Gainesville Florida short sales are common.
Currently there are 142 homes listed as short sales in the Gainesville Florida area. They range in price from $69,000 all the way up to $649,900 for a 4500+ square foot executive pool home.
What is a short sale, and why should I care?
A short sale happens when a homeowner ends up owing more on the home than it is currently worth in today’s marketplace, and the lender is willing to take less than what the homeowner owes.
Why would a lender want to do a short sale?
Lenders want see here to do short sales because they will be able to collect more money that a homeowner owes on their loan than they would if the homeowner ends up going into foreclosure and/or bankruptcy.
Why is a short sale a good thing for sellers?

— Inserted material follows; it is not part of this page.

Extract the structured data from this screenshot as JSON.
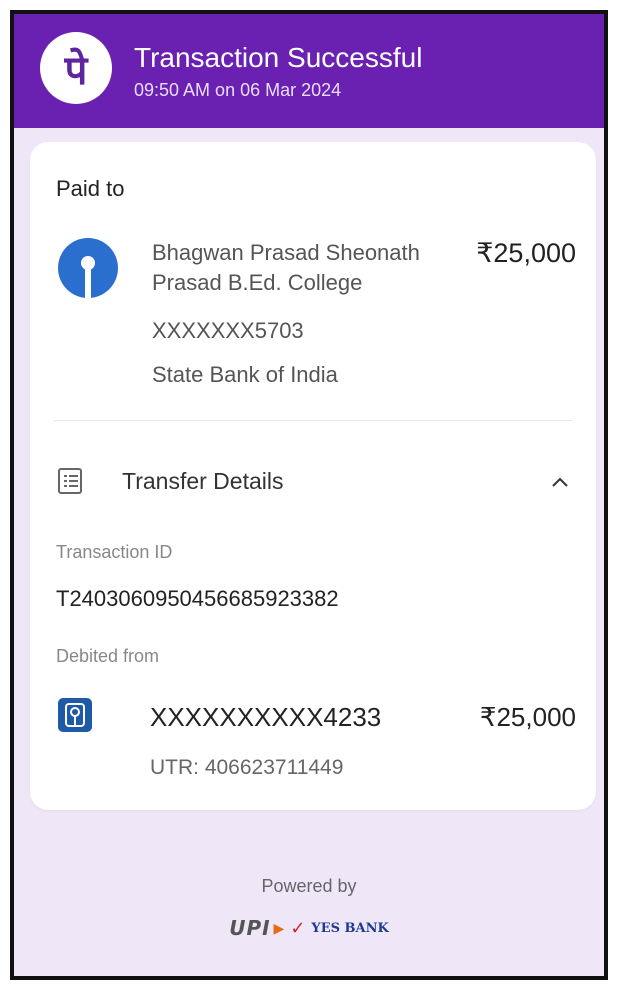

“Good” here is a relative term, because being in a short sale position is not a situation that would give any seller the warm fuzzies.

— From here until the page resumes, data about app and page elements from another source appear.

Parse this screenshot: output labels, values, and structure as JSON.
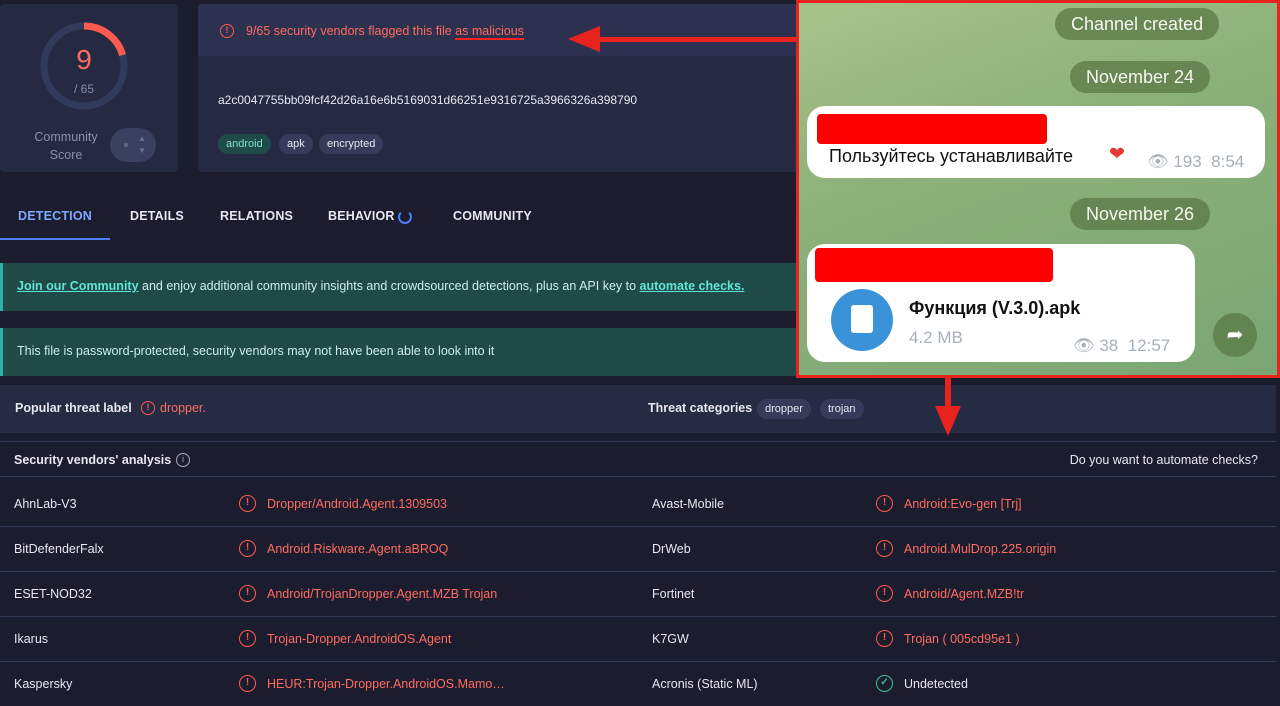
{
  "score": {
    "value": "9",
    "total": "/ 65",
    "community_label": "Community Score"
  },
  "header": {
    "flag_prefix": "9/65 security vendors flagged this file ",
    "flag_emph": "as malicious",
    "hash": "a2c0047755bb09fcf42d26a16e6b5169031d66251e9316725a3966326a398790",
    "tags": [
      "android",
      "apk",
      "encrypted"
    ]
  },
  "tabs": [
    "DETECTION",
    "DETAILS",
    "RELATIONS",
    "BEHAVIOR",
    "COMMUNITY"
  ],
  "banners": {
    "community_link": "Join our Community",
    "community_mid": " and enjoy additional community insights and crowdsourced detections, plus an API key to ",
    "community_link2": "automate checks.",
    "password": "This file is password-protected, security vendors may not have been able to look into it"
  },
  "threat": {
    "label": "Popular threat label",
    "value": "dropper.",
    "categories_label": "Threat categories",
    "categories": [
      "dropper",
      "trojan"
    ]
  },
  "vendors_section": {
    "title": "Security vendors' analysis",
    "automate_question": "Do you want to automate checks?"
  },
  "vendors": [
    {
      "left_name": "AhnLab-V3",
      "left_result": "Dropper/Android.Agent.1309503",
      "right_name": "Avast-Mobile",
      "right_result": "Android:Evo-gen [Trj]",
      "right_status": "malicious"
    },
    {
      "left_name": "BitDefenderFalx",
      "left_result": "Android.Riskware.Agent.aBROQ",
      "right_name": "DrWeb",
      "right_result": "Android.MulDrop.225.origin",
      "right_status": "malicious"
    },
    {
      "left_name": "ESET-NOD32",
      "left_result": "Android/TrojanDropper.Agent.MZB Trojan",
      "right_name": "Fortinet",
      "right_result": "Android/Agent.MZB!tr",
      "right_status": "malicious"
    },
    {
      "left_name": "Ikarus",
      "left_result": "Trojan-Dropper.AndroidOS.Agent",
      "right_name": "K7GW",
      "right_result": "Trojan ( 005cd95e1 )",
      "right_status": "malicious"
    },
    {
      "left_name": "Kaspersky",
      "left_result": "HEUR:Trojan-Dropper.AndroidOS.Mamo…",
      "right_name": "Acronis (Static ML)",
      "right_result": "Undetected",
      "right_status": "undetected"
    }
  ],
  "telegram": {
    "pill_created": "Channel created",
    "pill_nov24": "November 24",
    "pill_nov26": "November 26",
    "msg1_text": "Пользуйтесь устанавливайте",
    "msg1_views": "193",
    "msg1_time": "8:54",
    "file_name": "Функция (V.3.0).apk",
    "file_size": "4.2 MB",
    "msg2_views": "38",
    "msg2_time": "12:57"
  },
  "colors": {
    "malicious": "#ff6b5e",
    "accent": "#4f7df7",
    "redact": "#ff0000",
    "arrow": "#e8231e"
  }
}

Knowing you can no longer afford your house, and knowing you will have to make other plans for your family while not knowing for sure what those plans will be is a stressful position for anybody to find themselves in.
But a short sale is “good news” for sellers, because if they are able to sell their home before the bank repossesses it, their credit is dinged for 2-3 years, as opposed to 7+ years in a foreclosure situation.
Why is a short sale a good thing for buyers?
Short sales are good for buyers because they can generally get a lot more house for their money. These properties are usually very competitively priced in order for the sellers to unload them before they end up in foreclosure. Although there are fewer short sale properties available in the Gainesville Florida market than in other parts of the country, there still are plenty to choose from.
How do I buy a short sale?
1 – Find a Realtor who has experience with short sales.
2 – Get pre-approved.
No short sale offer will be considered without a pre-approval or a proof of funds letter. If you have not yet been preapproved by a local lender and are not sure who to call, ask your Realtor, friends, family, and work colleagues who they would recommend.
3 – Be patient!
Once you submit an offer that is approved by the seller, the seller has to then submit your offer to their lender to see if the lender will accept the offer as well.
Remember, in a short sale situation the lender is agreeing to accept less than what the homeowner owes on the mortgage, and the lender is going to do whatever they can to minimize the amount of that loss to their bottom line.
It takes awhile to find out if lenders are willing to take the level of financial beating that is inherent in the amount you are offering. Sometimes the wait can be up to 60 days….sometimes more (though this is becoming less prevalent). Look at the frustrating wait time as the price you pay for getting the chance to get a home you might not otherwise be able to afford.